Consider Misty Copeland, the American Ballet Theatre's FIRST soloist of color in nearly two decades. Copeland is dancing Stravinsky's "Firebird" in New York on June 23rd. Guess who's taking the Boltbus just to see it? Guess who'll probably start crying as soon as she points her foot on stage?
Copeland told the LA Times in March "A lot of people think of it as me playing this race card, but I wouldn't be me if I didn't talk about the fact that I'm one of the few black dancers." She added, "They don't know until they've seen these young girls' faces, girls who have been told they will never be accepted into this world because of the color of their skin. This is today -- I speak to 7-year-olds who have been told this. If I had been told this, I wouldn't be where I am."
I get chills just reading that! Knowing that I was a young girl who thankfully never got told that either. I didn't make it in ballet because I was lazy -- plain and simple. Plus my feet sucked. But I never thought I couldn't, and that's only because my mother worked overtime to make sure I was "color blind" by doing what most white kids get to do naturally, holding up a mirror and her name was Syni.
It's an issue that, of course, goes way beyond dance. But why not point it out when the pointe shoe fits?
I'm gonna leave you guys with the story of 17-year-old Michaela DePrince, whose journey from war torn Sierra Leone to the school at the American Ballet Theatre is also chills-inducing. DePrince's goal is to one day perform the white swan role in Tchaikovsky's "Swan Lake."

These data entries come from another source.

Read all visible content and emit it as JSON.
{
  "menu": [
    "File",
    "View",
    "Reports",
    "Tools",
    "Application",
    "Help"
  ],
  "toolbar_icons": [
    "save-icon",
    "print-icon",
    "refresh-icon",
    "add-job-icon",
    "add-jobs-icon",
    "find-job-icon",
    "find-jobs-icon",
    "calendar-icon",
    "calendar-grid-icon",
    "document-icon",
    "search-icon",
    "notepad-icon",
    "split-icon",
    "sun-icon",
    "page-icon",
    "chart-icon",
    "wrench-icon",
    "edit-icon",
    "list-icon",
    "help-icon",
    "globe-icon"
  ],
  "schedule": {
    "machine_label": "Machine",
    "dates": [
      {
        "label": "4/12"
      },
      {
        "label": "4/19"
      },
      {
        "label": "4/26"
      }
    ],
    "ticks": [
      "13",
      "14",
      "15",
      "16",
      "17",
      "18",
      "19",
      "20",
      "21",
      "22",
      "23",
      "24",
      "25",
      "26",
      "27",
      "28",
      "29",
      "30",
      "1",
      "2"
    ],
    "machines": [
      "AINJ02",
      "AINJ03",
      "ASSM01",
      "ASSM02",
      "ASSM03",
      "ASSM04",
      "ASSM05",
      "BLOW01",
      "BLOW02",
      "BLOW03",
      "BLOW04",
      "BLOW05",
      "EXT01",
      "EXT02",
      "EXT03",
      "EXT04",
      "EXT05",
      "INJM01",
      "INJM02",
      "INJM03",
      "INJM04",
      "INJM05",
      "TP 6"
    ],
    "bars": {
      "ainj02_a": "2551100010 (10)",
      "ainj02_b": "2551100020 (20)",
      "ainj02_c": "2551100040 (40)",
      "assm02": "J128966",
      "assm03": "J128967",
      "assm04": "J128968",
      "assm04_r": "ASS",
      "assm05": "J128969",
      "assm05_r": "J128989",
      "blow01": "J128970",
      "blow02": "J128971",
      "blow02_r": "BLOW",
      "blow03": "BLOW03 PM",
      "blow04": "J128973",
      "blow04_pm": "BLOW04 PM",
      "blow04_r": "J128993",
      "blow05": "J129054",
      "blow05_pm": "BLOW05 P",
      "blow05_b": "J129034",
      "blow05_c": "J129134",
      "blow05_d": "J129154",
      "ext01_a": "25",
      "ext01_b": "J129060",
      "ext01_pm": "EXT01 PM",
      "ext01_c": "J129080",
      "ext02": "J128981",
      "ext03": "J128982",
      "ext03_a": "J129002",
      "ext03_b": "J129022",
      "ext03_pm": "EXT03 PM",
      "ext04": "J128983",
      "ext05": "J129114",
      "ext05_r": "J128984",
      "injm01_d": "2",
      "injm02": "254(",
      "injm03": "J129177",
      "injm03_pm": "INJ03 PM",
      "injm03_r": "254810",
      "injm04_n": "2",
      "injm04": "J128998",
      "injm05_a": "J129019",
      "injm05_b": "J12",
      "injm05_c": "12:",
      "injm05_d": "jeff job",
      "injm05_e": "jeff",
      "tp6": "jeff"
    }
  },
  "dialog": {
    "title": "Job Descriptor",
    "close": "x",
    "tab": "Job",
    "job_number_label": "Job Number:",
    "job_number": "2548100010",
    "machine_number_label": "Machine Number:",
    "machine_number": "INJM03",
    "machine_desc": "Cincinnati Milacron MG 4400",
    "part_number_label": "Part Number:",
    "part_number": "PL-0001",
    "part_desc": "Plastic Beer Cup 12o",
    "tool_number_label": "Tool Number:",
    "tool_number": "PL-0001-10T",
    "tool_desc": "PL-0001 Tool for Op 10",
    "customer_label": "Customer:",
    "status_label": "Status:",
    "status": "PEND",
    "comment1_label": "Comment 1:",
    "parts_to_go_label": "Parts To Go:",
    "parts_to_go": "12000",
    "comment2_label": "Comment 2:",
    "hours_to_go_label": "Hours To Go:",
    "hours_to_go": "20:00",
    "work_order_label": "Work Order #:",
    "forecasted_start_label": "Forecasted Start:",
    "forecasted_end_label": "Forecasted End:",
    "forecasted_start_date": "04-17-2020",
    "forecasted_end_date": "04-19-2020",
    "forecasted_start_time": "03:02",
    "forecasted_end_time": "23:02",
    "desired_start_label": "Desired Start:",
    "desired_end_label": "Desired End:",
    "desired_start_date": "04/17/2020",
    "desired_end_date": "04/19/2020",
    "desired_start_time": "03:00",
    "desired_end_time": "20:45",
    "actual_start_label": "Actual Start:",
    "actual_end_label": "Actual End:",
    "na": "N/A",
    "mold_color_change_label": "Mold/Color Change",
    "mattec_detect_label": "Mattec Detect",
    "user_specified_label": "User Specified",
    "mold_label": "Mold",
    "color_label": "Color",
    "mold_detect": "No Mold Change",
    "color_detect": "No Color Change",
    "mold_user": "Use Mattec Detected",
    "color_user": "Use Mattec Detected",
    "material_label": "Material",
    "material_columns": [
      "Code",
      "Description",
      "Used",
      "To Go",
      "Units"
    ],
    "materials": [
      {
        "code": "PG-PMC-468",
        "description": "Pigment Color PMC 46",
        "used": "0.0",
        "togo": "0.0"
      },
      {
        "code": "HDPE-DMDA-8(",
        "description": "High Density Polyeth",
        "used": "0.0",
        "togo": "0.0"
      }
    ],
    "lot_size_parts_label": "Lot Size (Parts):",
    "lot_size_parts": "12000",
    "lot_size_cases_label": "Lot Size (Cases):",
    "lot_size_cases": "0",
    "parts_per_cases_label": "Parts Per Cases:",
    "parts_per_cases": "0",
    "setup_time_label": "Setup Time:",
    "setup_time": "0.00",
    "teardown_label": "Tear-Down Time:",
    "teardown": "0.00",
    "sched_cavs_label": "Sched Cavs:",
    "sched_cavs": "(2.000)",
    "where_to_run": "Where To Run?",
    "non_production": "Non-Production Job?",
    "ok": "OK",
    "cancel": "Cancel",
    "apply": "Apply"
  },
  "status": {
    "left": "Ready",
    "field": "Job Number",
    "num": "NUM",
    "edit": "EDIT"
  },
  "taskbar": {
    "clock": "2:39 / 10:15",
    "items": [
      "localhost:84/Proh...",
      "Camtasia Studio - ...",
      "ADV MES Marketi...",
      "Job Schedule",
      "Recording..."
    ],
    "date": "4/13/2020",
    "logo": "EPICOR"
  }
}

"I know that'd be really weird to have a black girl in a white tutu performing Swan Lake," DePrince told ABC News recently, "but I just hope they see past that." The only way to see past color, of course, is to actually see them all.